If the financial security proves inadequate, adjustment of the financial security at the initiative of the Minister is regulated under the Dutch Mining Act.

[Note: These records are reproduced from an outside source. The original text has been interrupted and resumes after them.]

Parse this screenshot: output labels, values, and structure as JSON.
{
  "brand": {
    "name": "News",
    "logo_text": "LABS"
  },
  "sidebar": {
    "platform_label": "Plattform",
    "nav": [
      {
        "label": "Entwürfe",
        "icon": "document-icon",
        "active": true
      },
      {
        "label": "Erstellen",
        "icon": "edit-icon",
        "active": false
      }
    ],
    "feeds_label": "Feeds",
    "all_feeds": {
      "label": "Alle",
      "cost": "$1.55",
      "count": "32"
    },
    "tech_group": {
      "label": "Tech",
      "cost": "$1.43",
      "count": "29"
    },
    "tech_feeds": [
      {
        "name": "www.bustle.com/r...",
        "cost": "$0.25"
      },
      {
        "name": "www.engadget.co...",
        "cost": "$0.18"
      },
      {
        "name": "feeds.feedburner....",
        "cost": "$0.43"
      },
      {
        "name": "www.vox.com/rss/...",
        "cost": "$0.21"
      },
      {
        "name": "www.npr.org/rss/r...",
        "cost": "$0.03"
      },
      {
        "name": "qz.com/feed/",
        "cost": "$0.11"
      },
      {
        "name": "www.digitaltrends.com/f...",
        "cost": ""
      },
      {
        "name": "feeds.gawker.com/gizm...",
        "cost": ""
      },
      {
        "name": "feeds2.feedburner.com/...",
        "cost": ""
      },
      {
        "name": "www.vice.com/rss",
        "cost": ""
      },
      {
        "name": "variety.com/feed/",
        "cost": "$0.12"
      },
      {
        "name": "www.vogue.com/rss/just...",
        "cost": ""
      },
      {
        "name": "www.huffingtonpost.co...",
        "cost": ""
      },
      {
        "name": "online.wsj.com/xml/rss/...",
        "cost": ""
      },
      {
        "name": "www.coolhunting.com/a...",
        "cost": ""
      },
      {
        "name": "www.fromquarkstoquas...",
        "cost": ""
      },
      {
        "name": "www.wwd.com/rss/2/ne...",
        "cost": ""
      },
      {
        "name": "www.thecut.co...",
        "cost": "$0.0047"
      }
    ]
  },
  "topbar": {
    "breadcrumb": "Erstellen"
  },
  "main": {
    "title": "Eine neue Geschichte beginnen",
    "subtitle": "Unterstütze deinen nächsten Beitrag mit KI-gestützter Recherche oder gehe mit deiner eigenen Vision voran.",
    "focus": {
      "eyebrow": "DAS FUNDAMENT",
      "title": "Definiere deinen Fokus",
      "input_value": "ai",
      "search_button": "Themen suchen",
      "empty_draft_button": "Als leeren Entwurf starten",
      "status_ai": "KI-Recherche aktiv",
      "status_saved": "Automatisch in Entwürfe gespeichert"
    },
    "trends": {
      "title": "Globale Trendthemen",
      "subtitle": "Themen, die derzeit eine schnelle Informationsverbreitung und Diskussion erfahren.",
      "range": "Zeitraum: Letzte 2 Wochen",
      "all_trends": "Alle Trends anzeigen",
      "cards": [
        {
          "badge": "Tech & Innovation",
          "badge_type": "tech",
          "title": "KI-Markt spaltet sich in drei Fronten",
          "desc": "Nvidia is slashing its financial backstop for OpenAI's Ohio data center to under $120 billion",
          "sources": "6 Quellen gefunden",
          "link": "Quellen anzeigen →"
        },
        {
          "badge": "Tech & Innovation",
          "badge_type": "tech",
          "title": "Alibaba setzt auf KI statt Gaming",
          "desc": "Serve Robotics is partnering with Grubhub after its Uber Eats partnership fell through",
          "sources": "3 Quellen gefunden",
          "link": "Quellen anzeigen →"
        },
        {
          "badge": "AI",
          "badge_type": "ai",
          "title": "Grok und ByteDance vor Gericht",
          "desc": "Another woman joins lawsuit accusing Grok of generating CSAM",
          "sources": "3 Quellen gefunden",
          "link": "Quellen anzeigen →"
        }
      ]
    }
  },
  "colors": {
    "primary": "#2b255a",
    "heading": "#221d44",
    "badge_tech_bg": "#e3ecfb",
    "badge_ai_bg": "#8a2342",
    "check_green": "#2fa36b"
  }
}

Adjustment of the financial security after each five-year period is regulated under the Dutch Mining Decree. The type of financial instrument will be determined and approved by the competent authority at least six months prior to commencement of CO2 injection. The permit requirements of the draft storage permit states that a bank guarantee and an escrow account are the preferred types of financial instruments. These two instruments involve independent third parties and can therefore be considered to allow compliance with the requirements as set out in the draft storage permit which is to ensure that the funds available under the financial security will be available to the Dutch authorities under all circumstances independently and without the cooperation of the permit holder, the former permit holder or third parties.”

 

The whole case raises mixed feelings. On the one side it seems appropriate, given the current state of the deployment of the CCS projects and technology, that the Commission apparently makes efforts to facilitate the procedure and avoid blocking it.

 

On the other side the expressions used in the Commission’s opinion “... as far as could be deduced from the documents submitted by the Dutch authorities, it seems that all potential obligations under Directive 2009/31/EC, as well as under Directive 2003/87/EC are adequately covered” evoke wonder.

 

The questions appear whether the requirement that “all potential obligations under Directive 2009/31/EC, as well as under Directive 2003/87/EC are adequately covered” in the CCS permit is the matter with respect thereto the words “it seems” or “as far as could be deduced” are appropriate. Shouldn’t this important point be proved without any ambiguity and with the support of the necessary documentation in the permit application?